THE TASK:
Each record should be reproduced exactly.

DATA:
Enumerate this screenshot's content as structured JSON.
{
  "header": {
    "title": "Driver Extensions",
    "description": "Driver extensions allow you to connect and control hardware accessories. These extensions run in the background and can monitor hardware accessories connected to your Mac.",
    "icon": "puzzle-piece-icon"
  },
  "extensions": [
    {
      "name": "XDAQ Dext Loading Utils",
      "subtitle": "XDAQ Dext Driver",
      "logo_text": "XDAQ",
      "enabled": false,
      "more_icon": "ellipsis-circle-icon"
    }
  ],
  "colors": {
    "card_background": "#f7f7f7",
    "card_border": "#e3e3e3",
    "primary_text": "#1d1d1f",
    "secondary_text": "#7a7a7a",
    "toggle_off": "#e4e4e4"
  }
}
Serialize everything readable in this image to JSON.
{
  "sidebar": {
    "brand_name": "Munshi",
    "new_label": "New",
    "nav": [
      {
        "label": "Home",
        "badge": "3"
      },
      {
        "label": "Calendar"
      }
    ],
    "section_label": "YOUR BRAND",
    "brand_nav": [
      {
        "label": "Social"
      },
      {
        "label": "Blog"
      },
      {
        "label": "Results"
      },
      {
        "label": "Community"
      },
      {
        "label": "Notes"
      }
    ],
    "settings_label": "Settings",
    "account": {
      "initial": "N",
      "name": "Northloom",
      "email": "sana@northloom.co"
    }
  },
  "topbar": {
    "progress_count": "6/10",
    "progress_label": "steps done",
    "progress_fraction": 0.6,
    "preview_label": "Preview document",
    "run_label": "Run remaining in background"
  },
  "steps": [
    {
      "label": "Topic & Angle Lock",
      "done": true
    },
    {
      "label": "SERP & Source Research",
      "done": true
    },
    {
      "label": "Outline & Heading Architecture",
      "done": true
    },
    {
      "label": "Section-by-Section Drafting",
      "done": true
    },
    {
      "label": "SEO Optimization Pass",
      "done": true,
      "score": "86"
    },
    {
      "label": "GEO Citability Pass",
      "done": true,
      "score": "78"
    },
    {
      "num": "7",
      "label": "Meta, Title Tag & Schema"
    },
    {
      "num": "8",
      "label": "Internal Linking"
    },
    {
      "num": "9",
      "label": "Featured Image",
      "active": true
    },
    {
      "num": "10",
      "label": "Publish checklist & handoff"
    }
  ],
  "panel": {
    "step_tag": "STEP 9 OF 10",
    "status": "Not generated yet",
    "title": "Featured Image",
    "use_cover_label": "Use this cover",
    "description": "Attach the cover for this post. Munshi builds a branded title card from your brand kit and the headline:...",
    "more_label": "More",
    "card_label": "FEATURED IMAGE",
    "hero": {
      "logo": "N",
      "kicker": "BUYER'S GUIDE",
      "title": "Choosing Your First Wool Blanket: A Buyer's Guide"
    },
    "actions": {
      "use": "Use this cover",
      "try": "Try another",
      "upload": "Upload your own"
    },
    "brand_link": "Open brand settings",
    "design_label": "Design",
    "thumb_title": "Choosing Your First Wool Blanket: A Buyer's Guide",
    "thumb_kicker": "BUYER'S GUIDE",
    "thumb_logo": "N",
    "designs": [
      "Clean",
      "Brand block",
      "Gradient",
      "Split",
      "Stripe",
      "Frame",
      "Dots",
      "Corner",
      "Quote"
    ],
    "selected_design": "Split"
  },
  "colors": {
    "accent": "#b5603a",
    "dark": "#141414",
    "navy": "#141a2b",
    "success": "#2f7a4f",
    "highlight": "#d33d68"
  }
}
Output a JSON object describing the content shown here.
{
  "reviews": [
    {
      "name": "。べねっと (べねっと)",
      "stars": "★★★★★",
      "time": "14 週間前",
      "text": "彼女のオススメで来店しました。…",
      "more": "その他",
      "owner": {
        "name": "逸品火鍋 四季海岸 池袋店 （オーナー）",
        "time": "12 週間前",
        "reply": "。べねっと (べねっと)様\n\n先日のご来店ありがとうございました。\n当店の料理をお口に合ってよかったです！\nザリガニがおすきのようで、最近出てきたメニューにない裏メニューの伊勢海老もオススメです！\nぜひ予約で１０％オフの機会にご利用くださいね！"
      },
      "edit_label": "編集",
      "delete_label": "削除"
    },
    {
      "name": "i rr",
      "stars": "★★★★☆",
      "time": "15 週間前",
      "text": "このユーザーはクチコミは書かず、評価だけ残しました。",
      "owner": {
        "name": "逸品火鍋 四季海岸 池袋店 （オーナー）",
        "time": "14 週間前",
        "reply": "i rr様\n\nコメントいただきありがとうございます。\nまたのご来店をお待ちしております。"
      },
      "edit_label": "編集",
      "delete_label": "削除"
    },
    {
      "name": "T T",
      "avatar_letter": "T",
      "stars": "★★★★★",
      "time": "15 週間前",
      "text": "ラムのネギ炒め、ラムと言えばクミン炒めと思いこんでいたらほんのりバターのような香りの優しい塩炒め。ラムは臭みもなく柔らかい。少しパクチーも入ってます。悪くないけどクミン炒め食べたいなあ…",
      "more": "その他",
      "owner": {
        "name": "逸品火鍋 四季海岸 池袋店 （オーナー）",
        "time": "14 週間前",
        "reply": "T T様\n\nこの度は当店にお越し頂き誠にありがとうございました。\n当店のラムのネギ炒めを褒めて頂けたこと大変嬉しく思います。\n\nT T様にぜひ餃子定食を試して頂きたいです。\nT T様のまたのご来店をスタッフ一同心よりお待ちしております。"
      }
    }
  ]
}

OUTPUT OF THE TASK:
Enumerate this screenshot's content as structured JSON.
{
  "header": {
    "title": "Driver Extensions",
    "description": "Driver extensions allow you to connect and control hardware accessories. These extensions run in the background and can monitor hardware accessories connected to your Mac.",
    "icon": "puzzle-piece-icon"
  },
  "extensions": [
    {
      "name": "XDAQ Dext Loading Utils",
      "subtitle": "XDAQ Dext Driver",
      "logo_text": "XDAQ",
      "enabled": false,
      "more_icon": "ellipsis-circle-icon"
    }
  ],
  "colors": {
    "card_background": "#f7f7f7",
    "card_border": "#e3e3e3",
    "primary_text": "#1d1d1f",
    "secondary_text": "#7a7a7a",
    "toggle_off": "#e4e4e4"
  }
}
Serialize everything readable in this image to JSON.
{
  "sidebar": {
    "brand_name": "Munshi",
    "new_label": "New",
    "nav": [
      {
        "label": "Home",
        "badge": "3"
      },
      {
        "label": "Calendar"
      }
    ],
    "section_label": "YOUR BRAND",
    "brand_nav": [
      {
        "label": "Social"
      },
      {
        "label": "Blog"
      },
      {
        "label": "Results"
      },
      {
        "label": "Community"
      },
      {
        "label": "Notes"
      }
    ],
    "settings_label": "Settings",
    "account": {
      "initial": "N",
      "name": "Northloom",
      "email": "sana@northloom.co"
    }
  },
  "topbar": {
    "progress_count": "6/10",
    "progress_label": "steps done",
    "progress_fraction": 0.6,
    "preview_label": "Preview document",
    "run_label": "Run remaining in background"
  },
  "steps": [
    {
      "label": "Topic & Angle Lock",
      "done": true
    },
    {
      "label": "SERP & Source Research",
      "done": true
    },
    {
      "label": "Outline & Heading Architecture",
      "done": true
    },
    {
      "label": "Section-by-Section Drafting",
      "done": true
    },
    {
      "label": "SEO Optimization Pass",
      "done": true,
      "score": "86"
    },
    {
      "label": "GEO Citability Pass",
      "done": true,
      "score": "78"
    },
    {
      "num": "7",
      "label": "Meta, Title Tag & Schema"
    },
    {
      "num": "8",
      "label": "Internal Linking"
    },
    {
      "num": "9",
      "label": "Featured Image",
      "active": true
    },
    {
      "num": "10",
      "label": "Publish checklist & handoff"
    }
  ],
  "panel": {
    "step_tag": "STEP 9 OF 10",
    "status": "Not generated yet",
    "title": "Featured Image",
    "use_cover_label": "Use this cover",
    "description": "Attach the cover for this post. Munshi builds a branded title card from your brand kit and the headline:...",
    "more_label": "More",
    "card_label": "FEATURED IMAGE",
    "hero": {
      "logo": "N",
      "kicker": "BUYER'S GUIDE",
      "title": "Choosing Your First Wool Blanket: A Buyer's Guide"
    },
    "actions": {
      "use": "Use this cover",
      "try": "Try another",
      "upload": "Upload your own"
    },
    "brand_link": "Open brand settings",
    "design_label": "Design",
    "thumb_title": "Choosing Your First Wool Blanket: A Buyer's Guide",
    "thumb_kicker": "BUYER'S GUIDE",
    "thumb_logo": "N",
    "designs": [
      "Clean",
      "Brand block",
      "Gradient",
      "Split",
      "Stripe",
      "Frame",
      "Dots",
      "Corner",
      "Quote"
    ],
    "selected_design": "Split"
  },
  "colors": {
    "accent": "#b5603a",
    "dark": "#141414",
    "navy": "#141a2b",
    "success": "#2f7a4f",
    "highlight": "#d33d68"
  }
}
Output a JSON object describing the content shown here.
{
  "reviews": [
    {
      "name": "。べねっと (べねっと)",
      "stars": "★★★★★",
      "time": "14 週間前",
      "text": "彼女のオススメで来店しました。…",
      "more": "その他",
      "owner": {
        "name": "逸品火鍋 四季海岸 池袋店 （オーナー）",
        "time": "12 週間前",
        "reply": "。べねっと (べねっと)様\n\n先日のご来店ありがとうございました。\n当店の料理をお口に合ってよかったです！\nザリガニがおすきのようで、最近出てきたメニューにない裏メニューの伊勢海老もオススメです！\nぜひ予約で１０％オフの機会にご利用くださいね！"
      },
      "edit_label": "編集",
      "delete_label": "削除"
    },
    {
      "name": "i rr",
      "stars": "★★★★☆",
      "time": "15 週間前",
      "text": "このユーザーはクチコミは書かず、評価だけ残しました。",
      "owner": {
        "name": "逸品火鍋 四季海岸 池袋店 （オーナー）",
        "time": "14 週間前",
        "reply": "i rr様\n\nコメントいただきありがとうございます。\nまたのご来店をお待ちしております。"
      },
      "edit_label": "編集",
      "delete_label": "削除"
    },
    {
      "name": "T T",
      "avatar_letter": "T",
      "stars": "★★★★★",
      "time": "15 週間前",
      "text": "ラムのネギ炒め、ラムと言えばクミン炒めと思いこんでいたらほんのりバターのような香りの優しい塩炒め。ラムは臭みもなく柔らかい。少しパクチーも入ってます。悪くないけどクミン炒め食べたいなあ…",
      "more": "その他",
      "owner": {
        "name": "逸品火鍋 四季海岸 池袋店 （オーナー）",
        "time": "14 週間前",
        "reply": "T T様\n\nこの度は当店にお越し頂き誠にありがとうございました。\n当店のラムのネギ炒めを褒めて頂けたこと大変嬉しく思います。\n\nT T様にぜひ餃子定食を試して頂きたいです。\nT T様のまたのご来店をスタッフ一同心よりお待ちしております。"
      }
    }
  ]
}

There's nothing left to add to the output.